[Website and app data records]
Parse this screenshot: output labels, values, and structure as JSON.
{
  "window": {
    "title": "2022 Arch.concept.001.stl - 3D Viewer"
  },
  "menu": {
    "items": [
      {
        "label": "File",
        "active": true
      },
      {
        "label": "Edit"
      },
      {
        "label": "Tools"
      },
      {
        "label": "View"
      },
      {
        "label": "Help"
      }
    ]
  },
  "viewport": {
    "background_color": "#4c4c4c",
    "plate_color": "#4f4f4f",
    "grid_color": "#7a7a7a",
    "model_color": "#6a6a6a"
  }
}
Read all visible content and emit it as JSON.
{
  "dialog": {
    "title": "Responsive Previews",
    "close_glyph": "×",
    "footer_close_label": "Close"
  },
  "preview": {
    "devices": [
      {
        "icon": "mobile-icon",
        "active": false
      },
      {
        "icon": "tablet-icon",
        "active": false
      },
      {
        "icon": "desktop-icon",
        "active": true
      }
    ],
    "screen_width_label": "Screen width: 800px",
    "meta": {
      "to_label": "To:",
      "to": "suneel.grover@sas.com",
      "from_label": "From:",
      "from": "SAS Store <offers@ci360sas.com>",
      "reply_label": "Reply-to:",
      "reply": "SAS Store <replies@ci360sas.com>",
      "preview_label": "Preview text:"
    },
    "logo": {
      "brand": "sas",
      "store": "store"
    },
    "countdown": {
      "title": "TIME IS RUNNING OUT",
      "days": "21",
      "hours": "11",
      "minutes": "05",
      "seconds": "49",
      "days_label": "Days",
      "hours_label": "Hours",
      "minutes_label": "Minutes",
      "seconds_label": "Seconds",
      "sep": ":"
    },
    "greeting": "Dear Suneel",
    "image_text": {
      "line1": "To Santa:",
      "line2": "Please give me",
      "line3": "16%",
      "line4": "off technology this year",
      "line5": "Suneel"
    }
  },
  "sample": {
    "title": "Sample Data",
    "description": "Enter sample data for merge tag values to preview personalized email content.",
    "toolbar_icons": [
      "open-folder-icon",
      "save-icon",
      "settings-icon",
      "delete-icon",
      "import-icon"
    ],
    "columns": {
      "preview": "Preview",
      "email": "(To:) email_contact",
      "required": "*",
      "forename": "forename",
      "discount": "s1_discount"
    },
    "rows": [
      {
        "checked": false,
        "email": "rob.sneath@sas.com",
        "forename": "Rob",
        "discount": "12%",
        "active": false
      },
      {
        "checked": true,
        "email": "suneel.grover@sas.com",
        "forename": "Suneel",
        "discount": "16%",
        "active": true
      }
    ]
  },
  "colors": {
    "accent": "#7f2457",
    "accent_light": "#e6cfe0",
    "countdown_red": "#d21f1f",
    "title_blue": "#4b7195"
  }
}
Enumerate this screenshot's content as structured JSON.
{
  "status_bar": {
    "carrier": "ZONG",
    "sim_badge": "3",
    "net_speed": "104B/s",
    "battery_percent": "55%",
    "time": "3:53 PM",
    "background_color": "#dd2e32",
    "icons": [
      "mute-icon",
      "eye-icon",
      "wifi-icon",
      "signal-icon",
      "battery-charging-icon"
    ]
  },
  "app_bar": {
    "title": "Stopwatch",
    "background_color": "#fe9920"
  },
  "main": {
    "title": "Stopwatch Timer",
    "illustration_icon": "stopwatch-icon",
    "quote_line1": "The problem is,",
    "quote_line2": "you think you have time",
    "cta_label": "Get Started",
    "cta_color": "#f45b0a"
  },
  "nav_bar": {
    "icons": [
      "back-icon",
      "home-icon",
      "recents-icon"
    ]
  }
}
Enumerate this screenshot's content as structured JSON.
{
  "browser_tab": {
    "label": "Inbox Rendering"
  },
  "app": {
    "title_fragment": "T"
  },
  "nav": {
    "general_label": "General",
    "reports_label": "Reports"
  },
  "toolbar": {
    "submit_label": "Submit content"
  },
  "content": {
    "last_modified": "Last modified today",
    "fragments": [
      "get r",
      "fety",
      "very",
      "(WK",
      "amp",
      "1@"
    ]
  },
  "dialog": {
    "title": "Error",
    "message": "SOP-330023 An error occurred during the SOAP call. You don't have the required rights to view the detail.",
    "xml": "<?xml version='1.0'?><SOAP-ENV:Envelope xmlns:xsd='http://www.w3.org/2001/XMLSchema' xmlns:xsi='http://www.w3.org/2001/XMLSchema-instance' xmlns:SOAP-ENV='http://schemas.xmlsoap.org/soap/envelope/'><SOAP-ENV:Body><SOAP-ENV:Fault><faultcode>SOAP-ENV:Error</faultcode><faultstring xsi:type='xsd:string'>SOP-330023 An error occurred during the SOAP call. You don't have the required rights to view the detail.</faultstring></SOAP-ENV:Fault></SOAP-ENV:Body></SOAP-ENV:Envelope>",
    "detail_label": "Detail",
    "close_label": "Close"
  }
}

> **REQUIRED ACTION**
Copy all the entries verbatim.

> **RESULT OF THE EXERCISE**
Parse this screenshot: output labels, values, and structure as JSON.
{
  "window": {
    "title": "2022 Arch.concept.001.stl - 3D Viewer"
  },
  "menu": {
    "items": [
      {
        "label": "File",
        "active": true
      },
      {
        "label": "Edit"
      },
      {
        "label": "Tools"
      },
      {
        "label": "View"
      },
      {
        "label": "Help"
      }
    ]
  },
  "viewport": {
    "background_color": "#4c4c4c",
    "plate_color": "#4f4f4f",
    "grid_color": "#7a7a7a",
    "model_color": "#6a6a6a"
  }
}
Read all visible content and emit it as JSON.
{
  "dialog": {
    "title": "Responsive Previews",
    "close_glyph": "×",
    "footer_close_label": "Close"
  },
  "preview": {
    "devices": [
      {
        "icon": "mobile-icon",
        "active": false
      },
      {
        "icon": "tablet-icon",
        "active": false
      },
      {
        "icon": "desktop-icon",
        "active": true
      }
    ],
    "screen_width_label": "Screen width: 800px",
    "meta": {
      "to_label": "To:",
      "to": "suneel.grover@sas.com",
      "from_label": "From:",
      "from": "SAS Store <offers@ci360sas.com>",
      "reply_label": "Reply-to:",
      "reply": "SAS Store <replies@ci360sas.com>",
      "preview_label": "Preview text:"
    },
    "logo": {
      "brand": "sas",
      "store": "store"
    },
    "countdown": {
      "title": "TIME IS RUNNING OUT",
      "days": "21",
      "hours": "11",
      "minutes": "05",
      "seconds": "49",
      "days_label": "Days",
      "hours_label": "Hours",
      "minutes_label": "Minutes",
      "seconds_label": "Seconds",
      "sep": ":"
    },
    "greeting": "Dear Suneel",
    "image_text": {
      "line1": "To Santa:",
      "line2": "Please give me",
      "line3": "16%",
      "line4": "off technology this year",
      "line5": "Suneel"
    }
  },
  "sample": {
    "title": "Sample Data",
    "description": "Enter sample data for merge tag values to preview personalized email content.",
    "toolbar_icons": [
      "open-folder-icon",
      "save-icon",
      "settings-icon",
      "delete-icon",
      "import-icon"
    ],
    "columns": {
      "preview": "Preview",
      "email": "(To:) email_contact",
      "required": "*",
      "forename": "forename",
      "discount": "s1_discount"
    },
    "rows": [
      {
        "checked": false,
        "email": "rob.sneath@sas.com",
        "forename": "Rob",
        "discount": "12%",
        "active": false
      },
      {
        "checked": true,
        "email": "suneel.grover@sas.com",
        "forename": "Suneel",
        "discount": "16%",
        "active": true
      }
    ]
  },
  "colors": {
    "accent": "#7f2457",
    "accent_light": "#e6cfe0",
    "countdown_red": "#d21f1f",
    "title_blue": "#4b7195"
  }
}
Enumerate this screenshot's content as structured JSON.
{
  "status_bar": {
    "carrier": "ZONG",
    "sim_badge": "3",
    "net_speed": "104B/s",
    "battery_percent": "55%",
    "time": "3:53 PM",
    "background_color": "#dd2e32",
    "icons": [
      "mute-icon",
      "eye-icon",
      "wifi-icon",
      "signal-icon",
      "battery-charging-icon"
    ]
  },
  "app_bar": {
    "title": "Stopwatch",
    "background_color": "#fe9920"
  },
  "main": {
    "title": "Stopwatch Timer",
    "illustration_icon": "stopwatch-icon",
    "quote_line1": "The problem is,",
    "quote_line2": "you think you have time",
    "cta_label": "Get Started",
    "cta_color": "#f45b0a"
  },
  "nav_bar": {
    "icons": [
      "back-icon",
      "home-icon",
      "recents-icon"
    ]
  }
}
Enumerate this screenshot's content as structured JSON.
{
  "browser_tab": {
    "label": "Inbox Rendering"
  },
  "app": {
    "title_fragment": "T"
  },
  "nav": {
    "general_label": "General",
    "reports_label": "Reports"
  },
  "toolbar": {
    "submit_label": "Submit content"
  },
  "content": {
    "last_modified": "Last modified today",
    "fragments": [
      "get r",
      "fety",
      "very",
      "(WK",
      "amp",
      "1@"
    ]
  },
  "dialog": {
    "title": "Error",
    "message": "SOP-330023 An error occurred during the SOAP call. You don't have the required rights to view the detail.",
    "xml": "<?xml version='1.0'?><SOAP-ENV:Envelope xmlns:xsd='http://www.w3.org/2001/XMLSchema' xmlns:xsi='http://www.w3.org/2001/XMLSchema-instance' xmlns:SOAP-ENV='http://schemas.xmlsoap.org/soap/envelope/'><SOAP-ENV:Body><SOAP-ENV:Fault><faultcode>SOAP-ENV:Error</faultcode><faultstring xsi:type='xsd:string'>SOP-330023 An error occurred during the SOAP call. You don't have the required rights to view the detail.</faultstring></SOAP-ENV:Fault></SOAP-ENV:Body></SOAP-ENV:Envelope>",
    "detail_label": "Detail",
    "close_label": "Close"
  }
}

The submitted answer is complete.